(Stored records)
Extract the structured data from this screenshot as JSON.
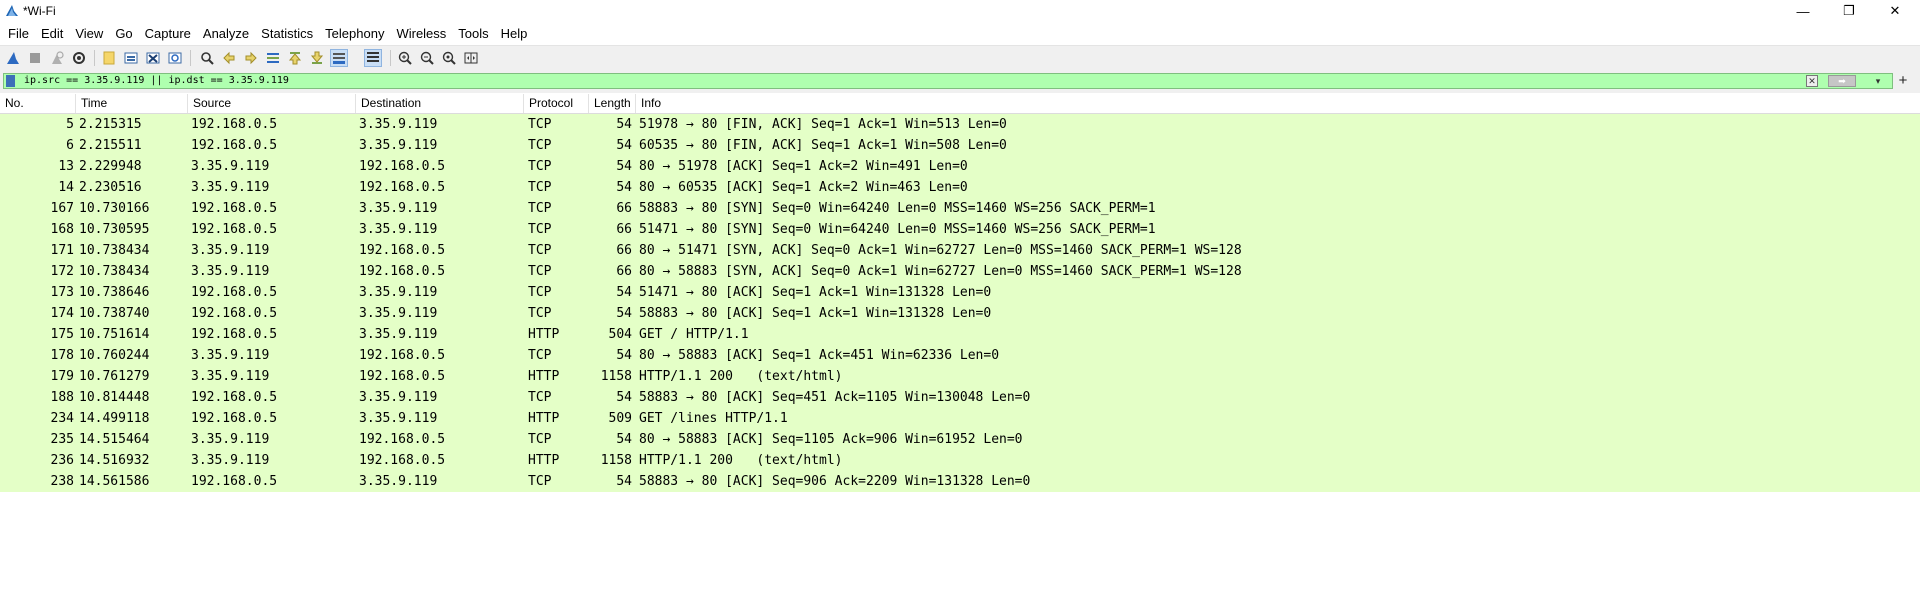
{
  "window": {
    "title": "*Wi-Fi",
    "controls": {
      "minimize": "—",
      "maximize": "❐",
      "close": "✕"
    }
  },
  "menu": [
    "File",
    "Edit",
    "View",
    "Go",
    "Capture",
    "Analyze",
    "Statistics",
    "Telephony",
    "Wireless",
    "Tools",
    "Help"
  ],
  "toolbar": {
    "icons": [
      "shark-fin-start-icon",
      "stop-capture-icon",
      "restart-capture-icon",
      "capture-options-icon",
      "open-file-icon",
      "save-file-icon",
      "close-file-icon",
      "reload-icon",
      "find-packet-icon",
      "go-back-icon",
      "go-forward-icon",
      "go-to-packet-icon",
      "go-first-icon",
      "go-last-icon",
      "autoscroll-icon",
      "colorize-icon",
      "zoom-in-icon",
      "zoom-out-icon",
      "zoom-normal-icon",
      "resize-columns-icon"
    ]
  },
  "filter": {
    "value": "ip.src == 3.35.9.119 || ip.dst == 3.35.9.119",
    "bar_color": "#afffaf",
    "clear_symbol": "✕",
    "apply_symbol": "➡",
    "dropdown_symbol": "▾",
    "add_symbol": "+"
  },
  "packet_list": {
    "columns": [
      "No.",
      "Time",
      "Source",
      "Destination",
      "Protocol",
      "Length",
      "Info"
    ],
    "row_color": "#e4ffc7",
    "rows": [
      [
        "5",
        "2.215315",
        "192.168.0.5",
        "3.35.9.119",
        "TCP",
        "54",
        "51978 → 80 [FIN, ACK] Seq=1 Ack=1 Win=513 Len=0"
      ],
      [
        "6",
        "2.215511",
        "192.168.0.5",
        "3.35.9.119",
        "TCP",
        "54",
        "60535 → 80 [FIN, ACK] Seq=1 Ack=1 Win=508 Len=0"
      ],
      [
        "13",
        "2.229948",
        "3.35.9.119",
        "192.168.0.5",
        "TCP",
        "54",
        "80 → 51978 [ACK] Seq=1 Ack=2 Win=491 Len=0"
      ],
      [
        "14",
        "2.230516",
        "3.35.9.119",
        "192.168.0.5",
        "TCP",
        "54",
        "80 → 60535 [ACK] Seq=1 Ack=2 Win=463 Len=0"
      ],
      [
        "167",
        "10.730166",
        "192.168.0.5",
        "3.35.9.119",
        "TCP",
        "66",
        "58883 → 80 [SYN] Seq=0 Win=64240 Len=0 MSS=1460 WS=256 SACK_PERM=1"
      ],
      [
        "168",
        "10.730595",
        "192.168.0.5",
        "3.35.9.119",
        "TCP",
        "66",
        "51471 → 80 [SYN] Seq=0 Win=64240 Len=0 MSS=1460 WS=256 SACK_PERM=1"
      ],
      [
        "171",
        "10.738434",
        "3.35.9.119",
        "192.168.0.5",
        "TCP",
        "66",
        "80 → 51471 [SYN, ACK] Seq=0 Ack=1 Win=62727 Len=0 MSS=1460 SACK_PERM=1 WS=128"
      ],
      [
        "172",
        "10.738434",
        "3.35.9.119",
        "192.168.0.5",
        "TCP",
        "66",
        "80 → 58883 [SYN, ACK] Seq=0 Ack=1 Win=62727 Len=0 MSS=1460 SACK_PERM=1 WS=128"
      ],
      [
        "173",
        "10.738646",
        "192.168.0.5",
        "3.35.9.119",
        "TCP",
        "54",
        "51471 → 80 [ACK] Seq=1 Ack=1 Win=131328 Len=0"
      ],
      [
        "174",
        "10.738740",
        "192.168.0.5",
        "3.35.9.119",
        "TCP",
        "54",
        "58883 → 80 [ACK] Seq=1 Ack=1 Win=131328 Len=0"
      ],
      [
        "175",
        "10.751614",
        "192.168.0.5",
        "3.35.9.119",
        "HTTP",
        "504",
        "GET / HTTP/1.1"
      ],
      [
        "178",
        "10.760244",
        "3.35.9.119",
        "192.168.0.5",
        "TCP",
        "54",
        "80 → 58883 [ACK] Seq=1 Ack=451 Win=62336 Len=0"
      ],
      [
        "179",
        "10.761279",
        "3.35.9.119",
        "192.168.0.5",
        "HTTP",
        "1158",
        "HTTP/1.1 200   (text/html)"
      ],
      [
        "188",
        "10.814448",
        "192.168.0.5",
        "3.35.9.119",
        "TCP",
        "54",
        "58883 → 80 [ACK] Seq=451 Ack=1105 Win=130048 Len=0"
      ],
      [
        "234",
        "14.499118",
        "192.168.0.5",
        "3.35.9.119",
        "HTTP",
        "509",
        "GET /lines HTTP/1.1"
      ],
      [
        "235",
        "14.515464",
        "3.35.9.119",
        "192.168.0.5",
        "TCP",
        "54",
        "80 → 58883 [ACK] Seq=1105 Ack=906 Win=61952 Len=0"
      ],
      [
        "236",
        "14.516932",
        "3.35.9.119",
        "192.168.0.5",
        "HTTP",
        "1158",
        "HTTP/1.1 200   (text/html)"
      ],
      [
        "238",
        "14.561586",
        "192.168.0.5",
        "3.35.9.119",
        "TCP",
        "54",
        "58883 → 80 [ACK] Seq=906 Ack=2209 Win=131328 Len=0"
      ]
    ]
  }
}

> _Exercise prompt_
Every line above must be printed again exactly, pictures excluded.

> _Exercise result_
Extract the structured data from this screenshot as JSON.
{
  "window": {
    "title": "*Wi-Fi",
    "controls": {
      "minimize": "—",
      "maximize": "❐",
      "close": "✕"
    }
  },
  "menu": [
    "File",
    "Edit",
    "View",
    "Go",
    "Capture",
    "Analyze",
    "Statistics",
    "Telephony",
    "Wireless",
    "Tools",
    "Help"
  ],
  "toolbar": {
    "icons": [
      "shark-fin-start-icon",
      "stop-capture-icon",
      "restart-capture-icon",
      "capture-options-icon",
      "open-file-icon",
      "save-file-icon",
      "close-file-icon",
      "reload-icon",
      "find-packet-icon",
      "go-back-icon",
      "go-forward-icon",
      "go-to-packet-icon",
      "go-first-icon",
      "go-last-icon",
      "autoscroll-icon",
      "colorize-icon",
      "zoom-in-icon",
      "zoom-out-icon",
      "zoom-normal-icon",
      "resize-columns-icon"
    ]
  },
  "filter": {
    "value": "ip.src == 3.35.9.119 || ip.dst == 3.35.9.119",
    "bar_color": "#afffaf",
    "clear_symbol": "✕",
    "apply_symbol": "➡",
    "dropdown_symbol": "▾",
    "add_symbol": "+"
  },
  "packet_list": {
    "columns": [
      "No.",
      "Time",
      "Source",
      "Destination",
      "Protocol",
      "Length",
      "Info"
    ],
    "row_color": "#e4ffc7",
    "rows": [
      [
        "5",
        "2.215315",
        "192.168.0.5",
        "3.35.9.119",
        "TCP",
        "54",
        "51978 → 80 [FIN, ACK] Seq=1 Ack=1 Win=513 Len=0"
      ],
      [
        "6",
        "2.215511",
        "192.168.0.5",
        "3.35.9.119",
        "TCP",
        "54",
        "60535 → 80 [FIN, ACK] Seq=1 Ack=1 Win=508 Len=0"
      ],
      [
        "13",
        "2.229948",
        "3.35.9.119",
        "192.168.0.5",
        "TCP",
        "54",
        "80 → 51978 [ACK] Seq=1 Ack=2 Win=491 Len=0"
      ],
      [
        "14",
        "2.230516",
        "3.35.9.119",
        "192.168.0.5",
        "TCP",
        "54",
        "80 → 60535 [ACK] Seq=1 Ack=2 Win=463 Len=0"
      ],
      [
        "167",
        "10.730166",
        "192.168.0.5",
        "3.35.9.119",
        "TCP",
        "66",
        "58883 → 80 [SYN] Seq=0 Win=64240 Len=0 MSS=1460 WS=256 SACK_PERM=1"
      ],
      [
        "168",
        "10.730595",
        "192.168.0.5",
        "3.35.9.119",
        "TCP",
        "66",
        "51471 → 80 [SYN] Seq=0 Win=64240 Len=0 MSS=1460 WS=256 SACK_PERM=1"
      ],
      [
        "171",
        "10.738434",
        "3.35.9.119",
        "192.168.0.5",
        "TCP",
        "66",
        "80 → 51471 [SYN, ACK] Seq=0 Ack=1 Win=62727 Len=0 MSS=1460 SACK_PERM=1 WS=128"
      ],
      [
        "172",
        "10.738434",
        "3.35.9.119",
        "192.168.0.5",
        "TCP",
        "66",
        "80 → 58883 [SYN, ACK] Seq=0 Ack=1 Win=62727 Len=0 MSS=1460 SACK_PERM=1 WS=128"
      ],
      [
        "173",
        "10.738646",
        "192.168.0.5",
        "3.35.9.119",
        "TCP",
        "54",
        "51471 → 80 [ACK] Seq=1 Ack=1 Win=131328 Len=0"
      ],
      [
        "174",
        "10.738740",
        "192.168.0.5",
        "3.35.9.119",
        "TCP",
        "54",
        "58883 → 80 [ACK] Seq=1 Ack=1 Win=131328 Len=0"
      ],
      [
        "175",
        "10.751614",
        "192.168.0.5",
        "3.35.9.119",
        "HTTP",
        "504",
        "GET / HTTP/1.1"
      ],
      [
        "178",
        "10.760244",
        "3.35.9.119",
        "192.168.0.5",
        "TCP",
        "54",
        "80 → 58883 [ACK] Seq=1 Ack=451 Win=62336 Len=0"
      ],
      [
        "179",
        "10.761279",
        "3.35.9.119",
        "192.168.0.5",
        "HTTP",
        "1158",
        "HTTP/1.1 200   (text/html)"
      ],
      [
        "188",
        "10.814448",
        "192.168.0.5",
        "3.35.9.119",
        "TCP",
        "54",
        "58883 → 80 [ACK] Seq=451 Ack=1105 Win=130048 Len=0"
      ],
      [
        "234",
        "14.499118",
        "192.168.0.5",
        "3.35.9.119",
        "HTTP",
        "509",
        "GET /lines HTTP/1.1"
      ],
      [
        "235",
        "14.515464",
        "3.35.9.119",
        "192.168.0.5",
        "TCP",
        "54",
        "80 → 58883 [ACK] Seq=1105 Ack=906 Win=61952 Len=0"
      ],
      [
        "236",
        "14.516932",
        "3.35.9.119",
        "192.168.0.5",
        "HTTP",
        "1158",
        "HTTP/1.1 200   (text/html)"
      ],
      [
        "238",
        "14.561586",
        "192.168.0.5",
        "3.35.9.119",
        "TCP",
        "54",
        "58883 → 80 [ACK] Seq=906 Ack=2209 Win=131328 Len=0"
      ]
    ]
  }
}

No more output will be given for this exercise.